Component data from apps and pages:
—————

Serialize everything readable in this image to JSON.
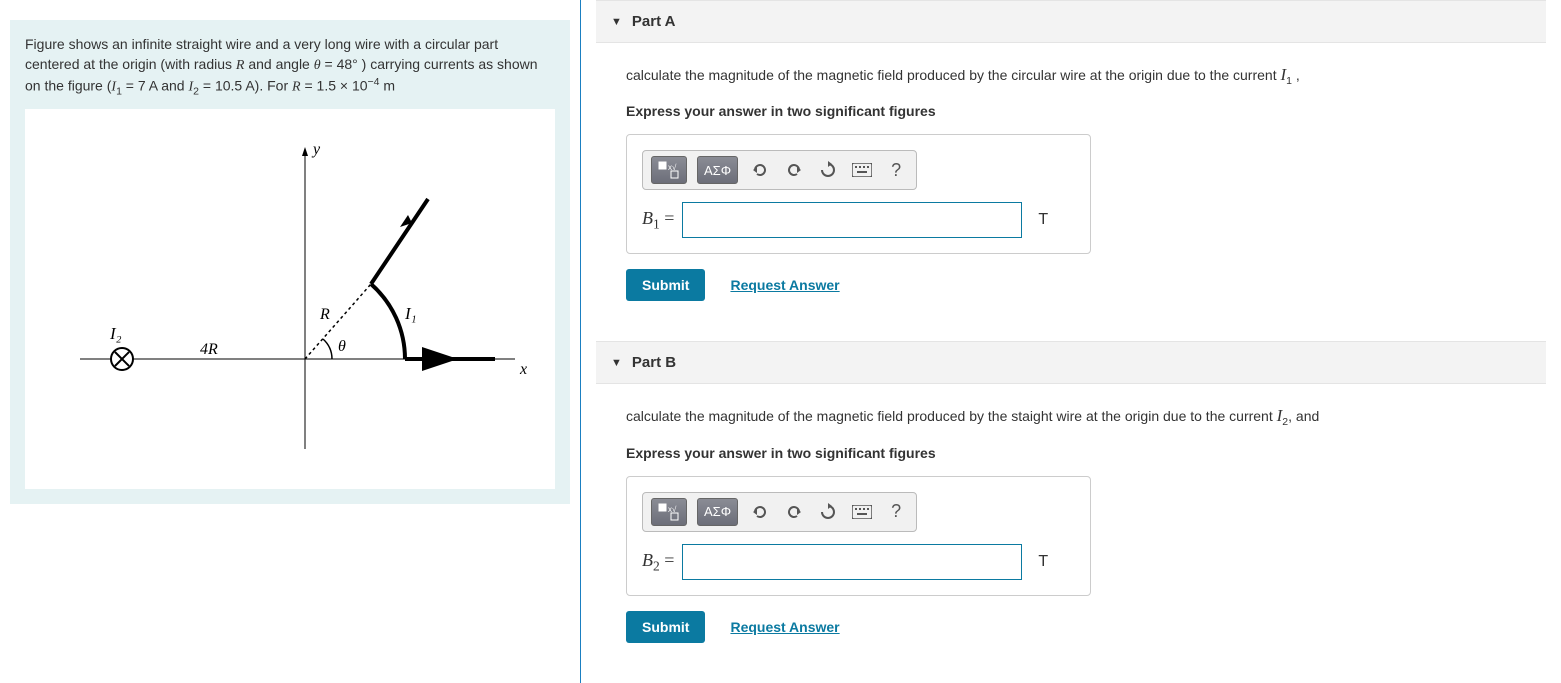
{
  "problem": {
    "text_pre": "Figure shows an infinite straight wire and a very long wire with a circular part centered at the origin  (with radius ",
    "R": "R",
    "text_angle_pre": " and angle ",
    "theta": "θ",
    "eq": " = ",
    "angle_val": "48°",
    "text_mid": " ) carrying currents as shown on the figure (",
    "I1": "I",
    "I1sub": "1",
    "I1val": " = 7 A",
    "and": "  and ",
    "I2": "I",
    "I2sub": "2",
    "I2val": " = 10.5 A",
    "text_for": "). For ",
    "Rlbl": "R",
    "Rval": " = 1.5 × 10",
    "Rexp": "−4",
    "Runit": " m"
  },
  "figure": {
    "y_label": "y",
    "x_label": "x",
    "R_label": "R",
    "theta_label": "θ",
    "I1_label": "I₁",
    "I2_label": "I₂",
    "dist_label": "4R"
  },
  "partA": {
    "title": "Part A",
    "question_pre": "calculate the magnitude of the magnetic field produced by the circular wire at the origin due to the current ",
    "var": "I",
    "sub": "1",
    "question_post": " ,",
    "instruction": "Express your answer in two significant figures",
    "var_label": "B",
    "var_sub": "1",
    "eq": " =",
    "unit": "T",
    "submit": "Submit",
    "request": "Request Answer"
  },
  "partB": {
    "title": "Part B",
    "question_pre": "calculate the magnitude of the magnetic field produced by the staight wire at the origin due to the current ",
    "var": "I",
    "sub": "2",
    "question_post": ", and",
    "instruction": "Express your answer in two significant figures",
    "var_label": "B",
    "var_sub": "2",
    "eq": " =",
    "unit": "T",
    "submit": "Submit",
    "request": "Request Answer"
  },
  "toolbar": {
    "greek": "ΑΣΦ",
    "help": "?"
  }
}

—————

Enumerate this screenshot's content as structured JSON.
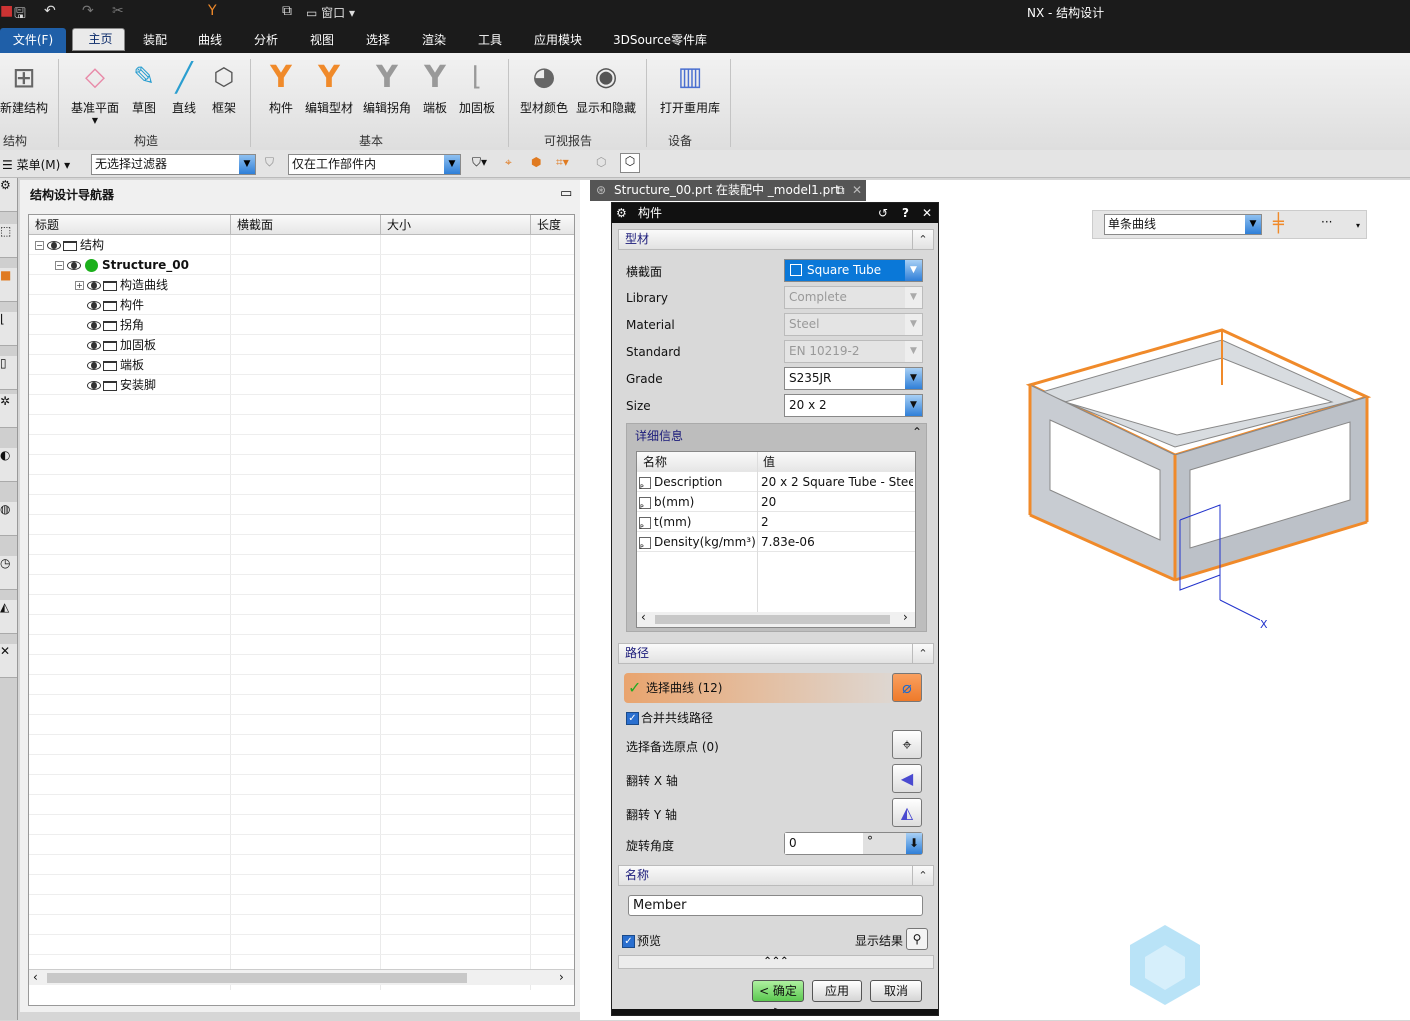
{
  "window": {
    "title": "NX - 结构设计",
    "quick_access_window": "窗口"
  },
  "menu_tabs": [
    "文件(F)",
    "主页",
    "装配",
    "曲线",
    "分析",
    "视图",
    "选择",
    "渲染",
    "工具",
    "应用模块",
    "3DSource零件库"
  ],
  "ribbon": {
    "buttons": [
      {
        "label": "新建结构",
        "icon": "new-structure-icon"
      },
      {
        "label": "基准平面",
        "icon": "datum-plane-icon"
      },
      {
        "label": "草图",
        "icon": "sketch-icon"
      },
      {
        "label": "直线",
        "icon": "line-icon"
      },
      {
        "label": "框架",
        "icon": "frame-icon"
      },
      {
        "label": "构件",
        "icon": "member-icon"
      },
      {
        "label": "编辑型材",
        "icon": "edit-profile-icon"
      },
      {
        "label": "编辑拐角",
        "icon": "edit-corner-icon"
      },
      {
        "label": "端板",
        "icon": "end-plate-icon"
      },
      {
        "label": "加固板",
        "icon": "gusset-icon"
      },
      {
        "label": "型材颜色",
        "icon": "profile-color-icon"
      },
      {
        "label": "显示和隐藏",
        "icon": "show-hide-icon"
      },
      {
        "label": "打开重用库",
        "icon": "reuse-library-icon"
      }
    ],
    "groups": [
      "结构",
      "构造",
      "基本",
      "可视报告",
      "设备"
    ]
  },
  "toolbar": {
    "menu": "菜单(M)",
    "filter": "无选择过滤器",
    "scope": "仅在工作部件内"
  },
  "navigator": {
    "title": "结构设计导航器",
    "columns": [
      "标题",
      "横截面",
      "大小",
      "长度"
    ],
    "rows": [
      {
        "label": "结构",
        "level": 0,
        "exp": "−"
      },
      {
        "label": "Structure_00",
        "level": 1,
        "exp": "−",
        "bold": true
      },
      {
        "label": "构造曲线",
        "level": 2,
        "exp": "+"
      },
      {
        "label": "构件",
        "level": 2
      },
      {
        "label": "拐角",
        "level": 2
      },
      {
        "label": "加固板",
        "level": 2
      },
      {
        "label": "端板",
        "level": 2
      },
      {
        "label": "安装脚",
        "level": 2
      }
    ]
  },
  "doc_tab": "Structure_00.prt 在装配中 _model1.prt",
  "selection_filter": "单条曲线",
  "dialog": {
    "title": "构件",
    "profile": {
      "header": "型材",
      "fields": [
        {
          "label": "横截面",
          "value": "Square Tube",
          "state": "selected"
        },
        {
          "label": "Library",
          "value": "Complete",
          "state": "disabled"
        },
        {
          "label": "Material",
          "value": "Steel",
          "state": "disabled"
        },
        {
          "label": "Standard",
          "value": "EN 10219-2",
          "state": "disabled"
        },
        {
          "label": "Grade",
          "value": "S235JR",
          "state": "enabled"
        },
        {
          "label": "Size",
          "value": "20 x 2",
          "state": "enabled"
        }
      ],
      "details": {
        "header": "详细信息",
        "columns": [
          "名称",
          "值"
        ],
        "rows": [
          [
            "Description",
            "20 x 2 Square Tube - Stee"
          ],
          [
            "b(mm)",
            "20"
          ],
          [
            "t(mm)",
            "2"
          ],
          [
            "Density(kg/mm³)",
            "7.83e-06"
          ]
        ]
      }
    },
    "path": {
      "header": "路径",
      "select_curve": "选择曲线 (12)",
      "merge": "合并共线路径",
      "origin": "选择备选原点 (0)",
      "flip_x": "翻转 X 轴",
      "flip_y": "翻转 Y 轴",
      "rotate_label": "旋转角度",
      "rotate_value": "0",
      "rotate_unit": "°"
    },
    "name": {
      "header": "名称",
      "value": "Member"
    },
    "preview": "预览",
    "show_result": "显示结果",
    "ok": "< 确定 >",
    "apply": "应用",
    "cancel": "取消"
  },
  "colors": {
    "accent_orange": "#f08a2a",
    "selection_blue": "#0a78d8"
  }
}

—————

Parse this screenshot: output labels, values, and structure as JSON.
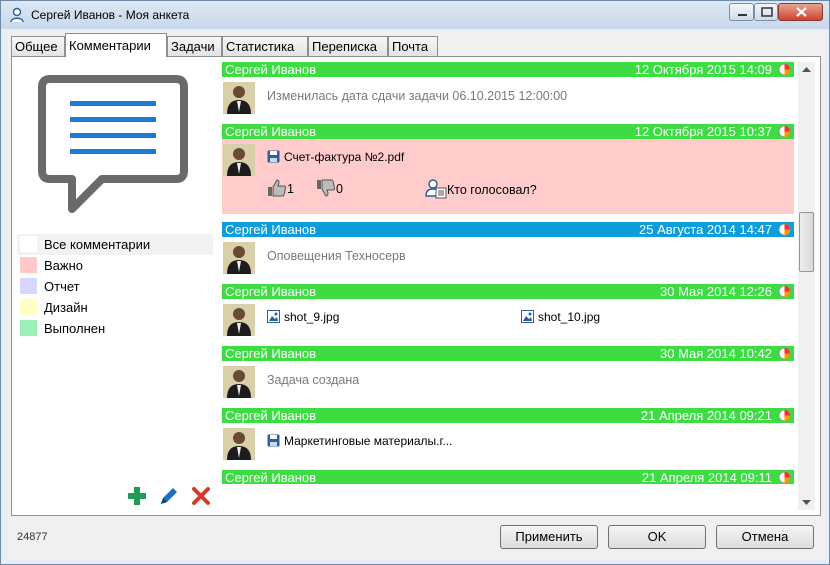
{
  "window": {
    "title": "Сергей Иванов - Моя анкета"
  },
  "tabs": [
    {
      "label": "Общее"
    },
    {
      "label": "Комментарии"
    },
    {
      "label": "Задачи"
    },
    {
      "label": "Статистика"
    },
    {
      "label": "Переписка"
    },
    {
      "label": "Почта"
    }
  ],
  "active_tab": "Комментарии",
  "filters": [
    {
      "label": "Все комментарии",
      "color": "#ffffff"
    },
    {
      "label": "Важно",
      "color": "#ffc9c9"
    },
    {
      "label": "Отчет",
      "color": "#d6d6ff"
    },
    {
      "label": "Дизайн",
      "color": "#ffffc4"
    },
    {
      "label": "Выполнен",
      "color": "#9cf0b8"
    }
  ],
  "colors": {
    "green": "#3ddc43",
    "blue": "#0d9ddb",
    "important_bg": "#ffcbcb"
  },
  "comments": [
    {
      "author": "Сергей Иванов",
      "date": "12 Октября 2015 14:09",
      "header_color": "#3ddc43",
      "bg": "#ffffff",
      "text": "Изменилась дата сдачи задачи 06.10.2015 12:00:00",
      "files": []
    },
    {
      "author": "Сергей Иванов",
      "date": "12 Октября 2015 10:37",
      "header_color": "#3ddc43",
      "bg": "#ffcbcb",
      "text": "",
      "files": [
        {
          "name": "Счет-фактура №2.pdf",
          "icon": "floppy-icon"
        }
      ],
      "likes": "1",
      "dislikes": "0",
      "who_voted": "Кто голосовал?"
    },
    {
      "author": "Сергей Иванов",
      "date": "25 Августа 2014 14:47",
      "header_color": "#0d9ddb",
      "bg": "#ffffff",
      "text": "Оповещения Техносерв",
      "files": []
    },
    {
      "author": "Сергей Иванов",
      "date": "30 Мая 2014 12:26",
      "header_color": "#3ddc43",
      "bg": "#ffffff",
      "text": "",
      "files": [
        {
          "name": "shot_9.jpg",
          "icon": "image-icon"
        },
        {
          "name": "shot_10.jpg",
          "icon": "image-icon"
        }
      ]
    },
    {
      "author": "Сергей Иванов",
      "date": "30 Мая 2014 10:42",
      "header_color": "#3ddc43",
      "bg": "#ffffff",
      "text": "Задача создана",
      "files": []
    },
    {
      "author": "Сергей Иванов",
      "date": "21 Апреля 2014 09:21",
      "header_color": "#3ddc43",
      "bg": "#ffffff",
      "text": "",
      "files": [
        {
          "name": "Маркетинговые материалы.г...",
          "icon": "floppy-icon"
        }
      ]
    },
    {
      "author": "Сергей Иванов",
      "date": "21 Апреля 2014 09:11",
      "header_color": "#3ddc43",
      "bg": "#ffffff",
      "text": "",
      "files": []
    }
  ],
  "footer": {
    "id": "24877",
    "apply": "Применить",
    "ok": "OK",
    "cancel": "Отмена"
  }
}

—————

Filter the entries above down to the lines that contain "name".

Task result>
    "name": {
          "name": "Счет-фактура №2.pdf",
          "name": "shot_9.jpg",
          "name": "shot_10.jpg",
          "name": "Маркетинговые материалы.г...",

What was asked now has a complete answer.